■ **About this exercise**:
Scan the records for the string "Repeater" and state how many lines contain it, using the number alone.

Stored data below:

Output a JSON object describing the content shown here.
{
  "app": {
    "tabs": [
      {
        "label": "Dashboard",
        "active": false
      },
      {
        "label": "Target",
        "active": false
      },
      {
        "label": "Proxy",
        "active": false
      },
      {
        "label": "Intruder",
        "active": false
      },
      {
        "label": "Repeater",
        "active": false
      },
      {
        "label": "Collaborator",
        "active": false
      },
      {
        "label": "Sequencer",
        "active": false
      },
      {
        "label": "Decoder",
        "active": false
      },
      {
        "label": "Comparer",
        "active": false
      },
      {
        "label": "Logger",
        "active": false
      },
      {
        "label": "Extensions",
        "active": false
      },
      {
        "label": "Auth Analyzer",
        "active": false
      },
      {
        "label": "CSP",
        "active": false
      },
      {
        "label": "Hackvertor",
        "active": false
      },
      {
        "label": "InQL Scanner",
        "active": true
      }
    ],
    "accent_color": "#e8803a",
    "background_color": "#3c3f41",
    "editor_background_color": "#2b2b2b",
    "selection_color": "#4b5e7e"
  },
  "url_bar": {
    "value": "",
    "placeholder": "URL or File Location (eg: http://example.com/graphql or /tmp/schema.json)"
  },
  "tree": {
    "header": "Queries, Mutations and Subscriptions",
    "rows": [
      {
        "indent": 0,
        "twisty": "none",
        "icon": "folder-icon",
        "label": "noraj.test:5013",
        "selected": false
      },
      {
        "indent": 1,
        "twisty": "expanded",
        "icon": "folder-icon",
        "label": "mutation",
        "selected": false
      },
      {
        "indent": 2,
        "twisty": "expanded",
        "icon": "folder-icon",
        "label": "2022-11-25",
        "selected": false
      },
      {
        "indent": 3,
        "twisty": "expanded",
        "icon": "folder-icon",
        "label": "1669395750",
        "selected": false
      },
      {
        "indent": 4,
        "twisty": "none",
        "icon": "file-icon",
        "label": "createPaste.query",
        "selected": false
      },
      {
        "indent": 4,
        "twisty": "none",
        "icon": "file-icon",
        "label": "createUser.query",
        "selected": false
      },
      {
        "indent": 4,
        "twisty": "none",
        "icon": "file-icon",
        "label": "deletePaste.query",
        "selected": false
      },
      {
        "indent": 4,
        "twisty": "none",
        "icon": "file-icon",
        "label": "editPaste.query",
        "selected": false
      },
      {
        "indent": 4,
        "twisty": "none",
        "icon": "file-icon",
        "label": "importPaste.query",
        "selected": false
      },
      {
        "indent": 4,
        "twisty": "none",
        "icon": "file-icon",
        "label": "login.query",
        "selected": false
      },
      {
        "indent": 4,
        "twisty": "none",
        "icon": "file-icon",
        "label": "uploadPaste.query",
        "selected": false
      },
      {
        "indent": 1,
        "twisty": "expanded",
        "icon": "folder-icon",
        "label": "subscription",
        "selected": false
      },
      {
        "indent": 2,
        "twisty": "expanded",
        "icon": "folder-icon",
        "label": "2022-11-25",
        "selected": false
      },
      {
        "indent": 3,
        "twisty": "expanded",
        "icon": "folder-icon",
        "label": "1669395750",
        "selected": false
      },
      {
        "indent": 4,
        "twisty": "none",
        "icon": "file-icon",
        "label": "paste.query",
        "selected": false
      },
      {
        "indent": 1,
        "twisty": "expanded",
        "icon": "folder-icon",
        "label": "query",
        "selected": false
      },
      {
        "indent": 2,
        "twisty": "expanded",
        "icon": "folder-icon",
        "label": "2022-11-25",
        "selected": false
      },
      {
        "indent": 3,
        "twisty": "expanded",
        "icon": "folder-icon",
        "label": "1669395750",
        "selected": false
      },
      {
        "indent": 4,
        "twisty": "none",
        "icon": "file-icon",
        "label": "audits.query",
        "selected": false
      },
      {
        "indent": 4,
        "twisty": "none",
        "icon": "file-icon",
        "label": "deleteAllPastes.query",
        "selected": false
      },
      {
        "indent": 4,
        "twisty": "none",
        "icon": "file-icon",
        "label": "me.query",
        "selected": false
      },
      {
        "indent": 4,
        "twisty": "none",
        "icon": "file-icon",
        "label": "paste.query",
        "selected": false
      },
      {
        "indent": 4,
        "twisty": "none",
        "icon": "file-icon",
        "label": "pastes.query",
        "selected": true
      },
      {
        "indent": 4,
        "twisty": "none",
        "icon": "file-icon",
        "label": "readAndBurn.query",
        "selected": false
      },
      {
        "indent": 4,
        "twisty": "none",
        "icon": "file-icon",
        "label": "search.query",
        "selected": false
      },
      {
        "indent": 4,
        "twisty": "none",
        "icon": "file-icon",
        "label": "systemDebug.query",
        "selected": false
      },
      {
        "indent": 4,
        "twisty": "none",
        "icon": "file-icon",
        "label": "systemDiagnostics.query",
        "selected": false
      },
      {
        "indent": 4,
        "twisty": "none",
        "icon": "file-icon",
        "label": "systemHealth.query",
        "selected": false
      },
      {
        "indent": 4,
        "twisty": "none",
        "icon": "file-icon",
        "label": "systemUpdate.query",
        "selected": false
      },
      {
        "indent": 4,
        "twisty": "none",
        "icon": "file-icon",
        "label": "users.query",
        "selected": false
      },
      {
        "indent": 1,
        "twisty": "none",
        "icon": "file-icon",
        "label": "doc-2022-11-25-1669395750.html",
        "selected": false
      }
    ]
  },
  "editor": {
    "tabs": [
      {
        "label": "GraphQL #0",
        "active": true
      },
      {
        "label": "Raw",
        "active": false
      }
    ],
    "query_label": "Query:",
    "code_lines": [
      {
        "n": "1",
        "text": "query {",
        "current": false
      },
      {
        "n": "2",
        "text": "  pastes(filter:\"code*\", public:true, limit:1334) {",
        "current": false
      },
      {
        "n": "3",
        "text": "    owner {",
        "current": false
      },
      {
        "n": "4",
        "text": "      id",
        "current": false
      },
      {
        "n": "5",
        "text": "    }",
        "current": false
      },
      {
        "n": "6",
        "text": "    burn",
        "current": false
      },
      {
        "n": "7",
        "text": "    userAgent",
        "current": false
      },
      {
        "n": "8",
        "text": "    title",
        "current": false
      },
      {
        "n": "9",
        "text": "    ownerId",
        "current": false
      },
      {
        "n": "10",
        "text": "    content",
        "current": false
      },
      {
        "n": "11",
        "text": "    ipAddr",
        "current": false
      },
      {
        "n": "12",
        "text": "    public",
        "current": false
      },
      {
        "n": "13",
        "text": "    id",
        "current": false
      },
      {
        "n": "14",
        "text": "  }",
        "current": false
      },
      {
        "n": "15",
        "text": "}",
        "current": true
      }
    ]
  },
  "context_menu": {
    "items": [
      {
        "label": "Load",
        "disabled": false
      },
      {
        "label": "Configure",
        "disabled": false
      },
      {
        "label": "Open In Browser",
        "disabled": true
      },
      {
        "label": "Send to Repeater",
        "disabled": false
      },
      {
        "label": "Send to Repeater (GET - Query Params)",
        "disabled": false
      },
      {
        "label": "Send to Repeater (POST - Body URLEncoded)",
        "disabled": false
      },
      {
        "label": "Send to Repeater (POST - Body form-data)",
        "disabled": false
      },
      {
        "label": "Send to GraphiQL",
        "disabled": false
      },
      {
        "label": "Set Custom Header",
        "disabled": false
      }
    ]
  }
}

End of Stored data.
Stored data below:

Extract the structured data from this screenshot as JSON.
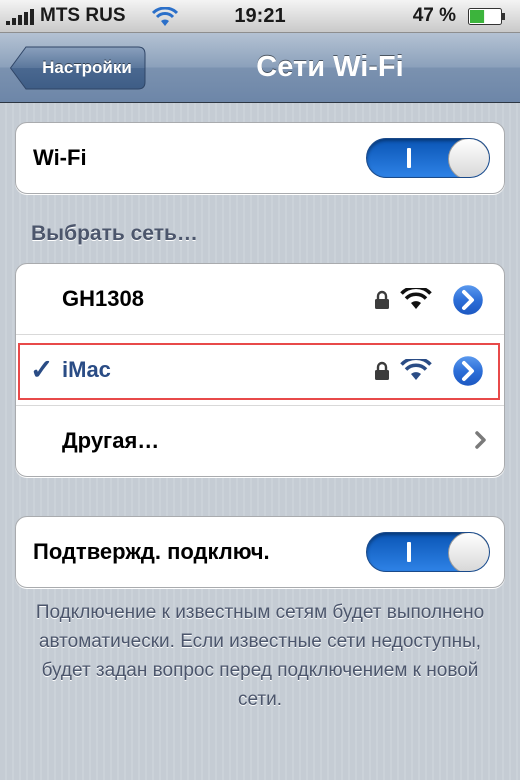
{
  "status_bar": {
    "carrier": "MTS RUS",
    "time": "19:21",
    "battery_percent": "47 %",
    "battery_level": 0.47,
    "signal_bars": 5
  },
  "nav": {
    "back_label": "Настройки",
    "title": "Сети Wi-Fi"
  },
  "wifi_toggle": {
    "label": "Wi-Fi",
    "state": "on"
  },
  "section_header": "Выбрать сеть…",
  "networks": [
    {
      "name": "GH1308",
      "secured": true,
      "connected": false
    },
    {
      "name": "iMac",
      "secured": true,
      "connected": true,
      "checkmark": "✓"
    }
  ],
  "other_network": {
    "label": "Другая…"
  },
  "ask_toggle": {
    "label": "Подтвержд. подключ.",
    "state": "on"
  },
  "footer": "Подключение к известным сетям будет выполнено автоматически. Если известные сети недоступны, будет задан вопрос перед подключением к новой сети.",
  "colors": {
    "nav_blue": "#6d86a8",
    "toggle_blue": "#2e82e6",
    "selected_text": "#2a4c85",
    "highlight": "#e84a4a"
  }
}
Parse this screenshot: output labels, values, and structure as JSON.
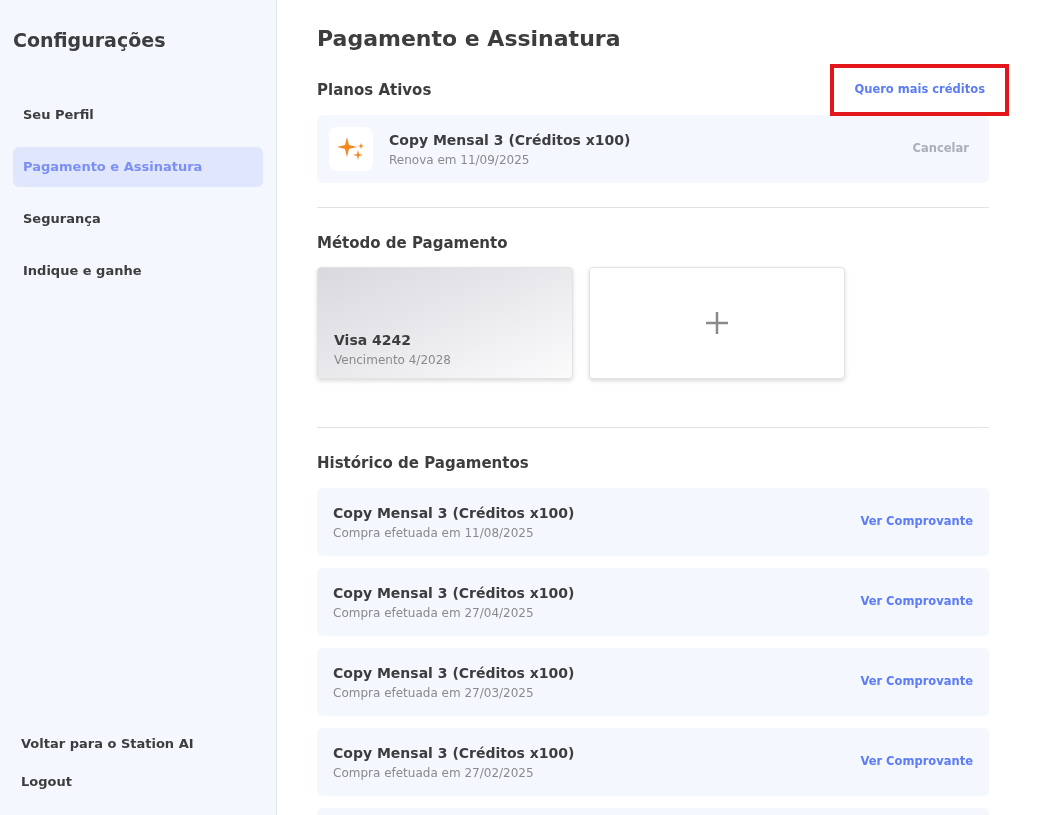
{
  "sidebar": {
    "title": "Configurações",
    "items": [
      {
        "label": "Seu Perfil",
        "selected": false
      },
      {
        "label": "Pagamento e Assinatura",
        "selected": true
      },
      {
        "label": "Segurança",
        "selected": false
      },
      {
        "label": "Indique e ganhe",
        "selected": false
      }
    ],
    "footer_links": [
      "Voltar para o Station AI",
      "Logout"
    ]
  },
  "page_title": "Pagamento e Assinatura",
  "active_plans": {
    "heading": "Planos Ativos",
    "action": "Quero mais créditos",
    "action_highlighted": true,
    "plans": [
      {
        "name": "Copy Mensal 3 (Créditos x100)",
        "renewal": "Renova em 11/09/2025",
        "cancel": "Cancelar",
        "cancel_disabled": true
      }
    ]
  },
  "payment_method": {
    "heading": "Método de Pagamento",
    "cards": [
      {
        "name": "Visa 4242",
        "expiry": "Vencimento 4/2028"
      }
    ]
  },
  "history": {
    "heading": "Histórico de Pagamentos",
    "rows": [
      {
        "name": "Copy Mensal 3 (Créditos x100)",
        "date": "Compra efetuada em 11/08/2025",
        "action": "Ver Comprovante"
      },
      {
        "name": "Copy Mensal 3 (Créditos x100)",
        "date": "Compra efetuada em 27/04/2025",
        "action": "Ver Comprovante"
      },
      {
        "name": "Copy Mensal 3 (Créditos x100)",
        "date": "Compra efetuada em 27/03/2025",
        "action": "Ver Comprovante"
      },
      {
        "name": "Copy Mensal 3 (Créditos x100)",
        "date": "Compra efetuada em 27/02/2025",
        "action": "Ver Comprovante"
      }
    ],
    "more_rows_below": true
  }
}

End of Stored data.
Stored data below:

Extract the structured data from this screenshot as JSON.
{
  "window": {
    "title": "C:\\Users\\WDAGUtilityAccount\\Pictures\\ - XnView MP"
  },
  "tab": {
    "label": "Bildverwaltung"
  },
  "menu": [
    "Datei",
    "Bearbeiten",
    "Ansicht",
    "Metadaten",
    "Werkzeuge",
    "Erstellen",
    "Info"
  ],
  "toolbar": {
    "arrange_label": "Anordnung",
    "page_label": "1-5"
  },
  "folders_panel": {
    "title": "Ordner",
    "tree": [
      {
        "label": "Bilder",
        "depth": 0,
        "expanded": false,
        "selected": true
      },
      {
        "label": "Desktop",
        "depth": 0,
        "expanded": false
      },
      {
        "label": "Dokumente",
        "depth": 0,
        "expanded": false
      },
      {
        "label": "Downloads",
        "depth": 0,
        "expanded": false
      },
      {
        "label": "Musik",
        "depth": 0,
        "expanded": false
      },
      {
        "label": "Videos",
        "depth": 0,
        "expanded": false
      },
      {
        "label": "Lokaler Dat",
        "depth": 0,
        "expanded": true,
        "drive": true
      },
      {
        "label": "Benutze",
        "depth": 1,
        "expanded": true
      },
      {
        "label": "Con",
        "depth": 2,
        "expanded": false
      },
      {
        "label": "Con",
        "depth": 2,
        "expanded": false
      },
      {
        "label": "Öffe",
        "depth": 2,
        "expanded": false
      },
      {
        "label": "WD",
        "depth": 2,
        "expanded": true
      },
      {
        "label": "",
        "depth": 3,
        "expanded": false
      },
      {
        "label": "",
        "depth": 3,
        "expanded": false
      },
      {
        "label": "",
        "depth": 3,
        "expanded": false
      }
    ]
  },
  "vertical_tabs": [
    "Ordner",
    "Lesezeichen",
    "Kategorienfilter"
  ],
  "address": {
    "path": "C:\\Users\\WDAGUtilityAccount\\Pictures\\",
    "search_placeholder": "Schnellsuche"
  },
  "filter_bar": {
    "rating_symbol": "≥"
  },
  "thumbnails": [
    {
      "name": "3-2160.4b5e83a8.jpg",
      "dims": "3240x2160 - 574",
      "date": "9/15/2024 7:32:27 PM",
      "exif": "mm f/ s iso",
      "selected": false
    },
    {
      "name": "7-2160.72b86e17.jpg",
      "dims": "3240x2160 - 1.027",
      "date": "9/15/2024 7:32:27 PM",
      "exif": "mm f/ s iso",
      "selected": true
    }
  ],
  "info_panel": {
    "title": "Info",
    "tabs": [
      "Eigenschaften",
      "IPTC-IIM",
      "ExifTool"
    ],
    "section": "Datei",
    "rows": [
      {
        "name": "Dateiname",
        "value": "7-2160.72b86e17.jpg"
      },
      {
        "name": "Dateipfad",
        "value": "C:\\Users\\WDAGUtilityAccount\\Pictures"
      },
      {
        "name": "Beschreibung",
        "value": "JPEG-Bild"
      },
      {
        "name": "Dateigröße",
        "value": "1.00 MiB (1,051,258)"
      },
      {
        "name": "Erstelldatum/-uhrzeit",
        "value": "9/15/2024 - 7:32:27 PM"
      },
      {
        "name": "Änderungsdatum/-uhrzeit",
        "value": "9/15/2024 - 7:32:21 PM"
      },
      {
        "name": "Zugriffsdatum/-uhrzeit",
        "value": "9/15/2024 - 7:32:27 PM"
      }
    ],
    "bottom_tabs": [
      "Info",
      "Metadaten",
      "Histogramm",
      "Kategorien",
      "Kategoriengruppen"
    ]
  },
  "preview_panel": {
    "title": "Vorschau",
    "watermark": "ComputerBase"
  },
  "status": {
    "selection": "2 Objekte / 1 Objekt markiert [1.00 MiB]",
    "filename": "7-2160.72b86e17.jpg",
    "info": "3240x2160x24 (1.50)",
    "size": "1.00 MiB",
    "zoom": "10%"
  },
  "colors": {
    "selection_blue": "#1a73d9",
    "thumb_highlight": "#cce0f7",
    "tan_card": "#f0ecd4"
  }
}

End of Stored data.

■ **Solution for this task**:
5